In 1907 Picasso painted what would become one of the definitive works of the cubist movement. Heavily influenced by African tribal art, he completely abandoned traditional form, using distorted geometrics in a revolutionary way and kickstarting cubism in the process.
Picasso originally referred to the painting as Le Bordel d’Avignon, as it was inspired by prostitutes working at a brothel located in Carrer d’Avinyó in the El Gotic neighbourhood of Barcelona. For fear of outraging the art world when it was first unveiled, exhibitor Andre Salmon renamed it Les Demoiselles d’Avignon. But the name change was to no avail. Upon its unveiling, the painting caused outrage.
It took nine months and hundreds of sketches to complete Les Demoiselles d’Avignon and a further nine years for Picasso to finally showcase it to the general public. It may have caused an uproar upon its release, but the genius of Les Demoiselles d’Avignon has echoed throughout the years and today it is regarded as a true masterpiece of 20th century art. One that was inspired by a street in Barcelona.
Col·legi d’Arquitectes de Catalunya
At first glance, the friezes skirting along the top of the outer wall of the Col·legi d’Arquitectes de Catalunya in Plaça Nova could be assumed to be modern street art. In fact these friezes, completed in 1960, are one of the few free public pieces of Picasso art in the world.
Xavier Busquets i Sindreu, the architectural director of project, was inspired by a mural created by Joan Miró in collaboration with Llorens Artigas, blending modern art and architecture. He had met with Picasso in Cannes several years earlier and had been struck by the great artist’s intensity and curiosity. Due to General Franco’s fascist grip on Spain, Picasso had been living in self-imposed exile from the city he loved so dearly. Therefore, Picasso would work from afar and the project would involve a large scale reproduction of his drawings.

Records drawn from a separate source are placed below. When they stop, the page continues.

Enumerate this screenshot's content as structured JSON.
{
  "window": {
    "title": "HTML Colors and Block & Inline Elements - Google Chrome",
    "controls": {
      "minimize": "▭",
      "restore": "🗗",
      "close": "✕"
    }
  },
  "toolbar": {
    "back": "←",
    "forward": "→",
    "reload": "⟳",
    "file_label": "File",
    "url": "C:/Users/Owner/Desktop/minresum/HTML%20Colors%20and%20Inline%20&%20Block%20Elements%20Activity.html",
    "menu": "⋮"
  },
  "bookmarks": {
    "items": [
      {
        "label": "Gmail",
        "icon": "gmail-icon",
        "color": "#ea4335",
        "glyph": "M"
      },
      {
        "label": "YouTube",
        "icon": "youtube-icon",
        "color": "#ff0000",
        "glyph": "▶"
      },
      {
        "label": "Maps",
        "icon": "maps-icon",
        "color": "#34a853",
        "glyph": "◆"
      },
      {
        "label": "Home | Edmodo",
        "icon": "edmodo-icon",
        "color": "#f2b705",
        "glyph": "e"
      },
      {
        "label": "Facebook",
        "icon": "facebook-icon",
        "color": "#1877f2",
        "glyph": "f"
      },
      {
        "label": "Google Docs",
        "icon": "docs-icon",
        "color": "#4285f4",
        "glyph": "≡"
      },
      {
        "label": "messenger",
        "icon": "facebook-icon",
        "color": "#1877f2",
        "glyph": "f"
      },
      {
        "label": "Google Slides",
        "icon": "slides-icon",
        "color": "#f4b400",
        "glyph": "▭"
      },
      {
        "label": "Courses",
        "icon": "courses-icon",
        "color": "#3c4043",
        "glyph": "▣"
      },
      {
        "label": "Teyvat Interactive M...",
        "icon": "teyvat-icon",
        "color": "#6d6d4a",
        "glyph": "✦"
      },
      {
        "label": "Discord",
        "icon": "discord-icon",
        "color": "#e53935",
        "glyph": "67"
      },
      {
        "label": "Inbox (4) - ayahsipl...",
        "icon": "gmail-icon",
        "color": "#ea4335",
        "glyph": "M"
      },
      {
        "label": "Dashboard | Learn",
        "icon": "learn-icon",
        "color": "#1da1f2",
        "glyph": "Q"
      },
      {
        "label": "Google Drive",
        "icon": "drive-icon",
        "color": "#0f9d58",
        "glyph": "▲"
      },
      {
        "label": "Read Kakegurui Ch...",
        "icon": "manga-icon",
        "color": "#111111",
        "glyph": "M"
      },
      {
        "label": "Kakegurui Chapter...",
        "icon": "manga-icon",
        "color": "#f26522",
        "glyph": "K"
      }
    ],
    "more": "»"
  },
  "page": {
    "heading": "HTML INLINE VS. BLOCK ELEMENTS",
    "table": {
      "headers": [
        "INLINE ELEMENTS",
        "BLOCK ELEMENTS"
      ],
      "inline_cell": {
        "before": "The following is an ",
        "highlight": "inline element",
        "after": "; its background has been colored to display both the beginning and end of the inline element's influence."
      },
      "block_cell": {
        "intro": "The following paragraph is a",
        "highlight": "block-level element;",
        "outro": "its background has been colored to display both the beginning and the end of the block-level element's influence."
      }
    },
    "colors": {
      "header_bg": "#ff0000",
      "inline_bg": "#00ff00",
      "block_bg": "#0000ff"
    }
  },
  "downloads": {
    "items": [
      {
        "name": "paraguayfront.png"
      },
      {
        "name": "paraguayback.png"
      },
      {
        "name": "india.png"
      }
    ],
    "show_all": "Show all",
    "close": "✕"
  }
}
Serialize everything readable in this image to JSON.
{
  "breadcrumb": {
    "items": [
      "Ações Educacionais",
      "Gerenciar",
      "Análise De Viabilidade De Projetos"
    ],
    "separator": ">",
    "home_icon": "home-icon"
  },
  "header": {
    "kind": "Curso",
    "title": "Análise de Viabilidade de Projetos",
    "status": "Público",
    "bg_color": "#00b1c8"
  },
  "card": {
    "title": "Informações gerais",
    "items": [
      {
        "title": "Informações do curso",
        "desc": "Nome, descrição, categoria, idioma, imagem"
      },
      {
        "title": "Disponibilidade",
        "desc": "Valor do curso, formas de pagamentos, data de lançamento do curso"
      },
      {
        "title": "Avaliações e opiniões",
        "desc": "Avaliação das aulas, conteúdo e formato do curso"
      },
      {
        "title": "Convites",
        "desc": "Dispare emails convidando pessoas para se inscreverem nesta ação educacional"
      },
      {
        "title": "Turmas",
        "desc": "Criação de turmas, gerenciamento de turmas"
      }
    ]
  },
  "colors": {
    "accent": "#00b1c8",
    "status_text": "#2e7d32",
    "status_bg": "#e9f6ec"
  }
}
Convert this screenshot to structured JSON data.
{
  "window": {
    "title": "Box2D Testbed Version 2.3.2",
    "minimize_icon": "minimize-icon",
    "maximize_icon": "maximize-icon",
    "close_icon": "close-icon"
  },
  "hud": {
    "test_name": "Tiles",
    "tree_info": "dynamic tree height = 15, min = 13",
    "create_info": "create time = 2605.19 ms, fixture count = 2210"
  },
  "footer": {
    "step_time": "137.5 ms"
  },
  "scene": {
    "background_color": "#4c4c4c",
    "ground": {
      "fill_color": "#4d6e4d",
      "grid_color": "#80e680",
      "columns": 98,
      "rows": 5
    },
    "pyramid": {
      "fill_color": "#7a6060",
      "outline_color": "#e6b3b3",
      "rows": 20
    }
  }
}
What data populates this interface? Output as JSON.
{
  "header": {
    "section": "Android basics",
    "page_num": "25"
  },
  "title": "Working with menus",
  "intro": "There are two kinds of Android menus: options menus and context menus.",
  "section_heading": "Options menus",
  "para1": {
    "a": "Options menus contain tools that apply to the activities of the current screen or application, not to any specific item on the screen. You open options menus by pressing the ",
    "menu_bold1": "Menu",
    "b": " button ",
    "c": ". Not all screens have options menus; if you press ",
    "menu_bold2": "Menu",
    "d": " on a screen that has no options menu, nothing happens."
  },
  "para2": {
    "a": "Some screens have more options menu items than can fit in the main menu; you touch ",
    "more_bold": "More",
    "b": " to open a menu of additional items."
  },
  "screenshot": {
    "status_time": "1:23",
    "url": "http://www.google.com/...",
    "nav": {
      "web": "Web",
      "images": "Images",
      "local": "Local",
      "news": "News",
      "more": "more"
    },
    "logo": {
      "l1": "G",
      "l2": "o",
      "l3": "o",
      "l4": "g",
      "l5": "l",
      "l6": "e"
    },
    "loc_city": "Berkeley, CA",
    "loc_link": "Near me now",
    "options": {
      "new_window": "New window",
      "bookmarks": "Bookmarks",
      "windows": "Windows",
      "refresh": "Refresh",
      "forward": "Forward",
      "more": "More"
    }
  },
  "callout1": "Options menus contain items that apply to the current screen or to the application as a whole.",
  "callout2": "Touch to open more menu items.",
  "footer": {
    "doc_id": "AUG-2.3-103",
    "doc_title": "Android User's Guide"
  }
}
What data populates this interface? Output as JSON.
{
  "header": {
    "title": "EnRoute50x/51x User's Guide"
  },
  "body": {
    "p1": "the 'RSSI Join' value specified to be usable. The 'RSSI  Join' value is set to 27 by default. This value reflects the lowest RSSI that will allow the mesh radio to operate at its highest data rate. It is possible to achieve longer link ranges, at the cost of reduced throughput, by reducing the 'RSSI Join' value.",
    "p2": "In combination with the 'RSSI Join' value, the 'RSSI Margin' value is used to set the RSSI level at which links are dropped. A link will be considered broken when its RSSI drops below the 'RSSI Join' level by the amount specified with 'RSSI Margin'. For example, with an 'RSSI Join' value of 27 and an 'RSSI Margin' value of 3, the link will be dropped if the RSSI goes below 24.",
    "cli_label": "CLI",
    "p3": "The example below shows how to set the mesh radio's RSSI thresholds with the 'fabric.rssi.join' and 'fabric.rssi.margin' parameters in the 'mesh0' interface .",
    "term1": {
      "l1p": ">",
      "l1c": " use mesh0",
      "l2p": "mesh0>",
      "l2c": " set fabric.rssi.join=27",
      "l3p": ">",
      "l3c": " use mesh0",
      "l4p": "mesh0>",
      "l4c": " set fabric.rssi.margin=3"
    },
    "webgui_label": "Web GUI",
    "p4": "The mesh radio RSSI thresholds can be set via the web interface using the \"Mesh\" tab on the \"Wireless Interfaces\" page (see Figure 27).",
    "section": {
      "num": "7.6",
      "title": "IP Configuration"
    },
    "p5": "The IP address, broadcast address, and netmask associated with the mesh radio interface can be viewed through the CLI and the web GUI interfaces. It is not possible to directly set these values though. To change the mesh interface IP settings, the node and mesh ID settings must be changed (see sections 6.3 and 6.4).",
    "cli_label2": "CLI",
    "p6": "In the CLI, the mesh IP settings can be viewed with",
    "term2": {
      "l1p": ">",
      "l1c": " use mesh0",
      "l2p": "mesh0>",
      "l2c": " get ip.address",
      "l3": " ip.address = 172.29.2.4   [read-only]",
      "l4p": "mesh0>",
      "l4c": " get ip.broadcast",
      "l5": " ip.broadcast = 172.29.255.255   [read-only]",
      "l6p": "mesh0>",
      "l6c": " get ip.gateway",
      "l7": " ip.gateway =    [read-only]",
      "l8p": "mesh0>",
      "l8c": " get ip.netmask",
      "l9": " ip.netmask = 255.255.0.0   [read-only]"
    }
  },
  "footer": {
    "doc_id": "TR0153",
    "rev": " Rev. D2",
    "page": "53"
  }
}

When Sindreu proposed a collaboration with Antoni Cumella, a renowned ceramicist, Picasso instead suggested working with Carl Nesjar, who had reproduced some of Picasso’s drawings for the Norwegian government headquarters in Oslo. Nesjar was mastering a new technique called sandblasting and Picasso believed their collaboration could produce something unique.
The results are startling. Even now, almost 60 years later, the friezes draw admiration from art lovers visiting Barcelona.
Picasso and Barcelona – A love affair from afar
Picasso moved to Paris in 1904 and spent the rest of his life in love with the city of Barcelona, albeit from afar. Ongoing political tensions meant that he felt unable and unwilling to return to his country of birth or to the city where his artistic freedom was realised.
When fascist dictator General Franco emerged victorious in the Spanish Civil War in 1939, Picasso vowed to never return to live in Spain again. His angst at the political situation at the time was channeled into creating perhaps his most renowned painting – La Guernica.
He did visit family and friends from time to time, especially in Cadaques – a beautiful fishing village on the Costa Brava that today celebrates Picasso as one of their own.
Sadly, Picasso died two years before General Franco’s reign came to an end. His legacy lives on, however, in particular in Barcelona, where his visionary creative spirit continues to inspire new generations of artists.
“A painting is not intended to decorate a drawing room but is instead a weapon of attack and defence against the enemy.”